There was no such acknowledgment from Mozilla employees and others who took to Twitter to condemn Eich and call for his head. Writing about that wrath in his blog, The Dish, Andrew Sullivan said that it disgusted him, “as it should disgust anyone interested in a tolerant and diverse society.” A leading supporter of gay marriage, Sullivan warned other supporters not to practice “a fanaticism more like the religious right than anyone else.”

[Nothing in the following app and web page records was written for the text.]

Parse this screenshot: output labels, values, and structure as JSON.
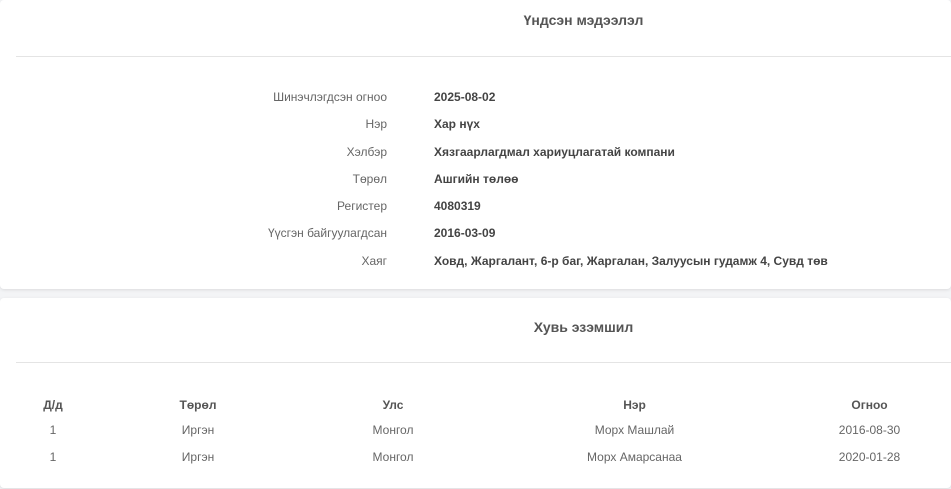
{
  "basic_info": {
    "title": "Үндсэн мэдээлэл",
    "rows": [
      {
        "label": "Шинэчлэгдсэн огноо",
        "value": "2025-08-02"
      },
      {
        "label": "Нэр",
        "value": "Хар нүх"
      },
      {
        "label": "Хэлбэр",
        "value": "Хязгаарлагдмал хариуцлагатай компани"
      },
      {
        "label": "Төрөл",
        "value": "Ашгийн төлөө"
      },
      {
        "label": "Регистер",
        "value": "4080319"
      },
      {
        "label": "Үүсгэн байгуулагдсан",
        "value": "2016-03-09"
      },
      {
        "label": "Хаяг",
        "value": "Ховд, Жаргалант, 6-р баг, Жаргалан, Залуусын гудамж 4, Сувд төв"
      }
    ]
  },
  "ownership": {
    "title": "Хувь эзэмшил",
    "columns": [
      "Д/д",
      "Төрөл",
      "Улс",
      "Нэр",
      "Огноо"
    ],
    "rows": [
      [
        "1",
        "Иргэн",
        "Монгол",
        "Морх Машлай",
        "2016-08-30"
      ],
      [
        "1",
        "Иргэн",
        "Монгол",
        "Морх Амарсанаа",
        "2020-01-28"
      ]
    ]
  }
}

I can’t get quite as worked up as he did. For one thing, prominent gay rights groups weren’t part of the Mozilla fray. For another, Mozilla isn’t the first company to make leadership decisions (or reconsiderations) with an eye toward the boss’s cultural mind-meld with the people below him or her. And if you believe that to deny a class of people the right to marry is to deem them less worthy, it’s indeed difficult to chalk up opposition to marriage equality as just another difference of opinion.
But it’s vital to remember how very recently so many of equality’s promoters, like Obama and Clinton, have come around and how relatively new this conversation remains. It’s crucial not to lose sight of how well the movement has been served by the less judgmental posture that Becker pointed out.
Sullivan is right to raise concerns about the public flogging of someone like Eich. Such vilification won’t accelerate the timetable of victory, which is certain. And it doesn’t reflect well on the victors.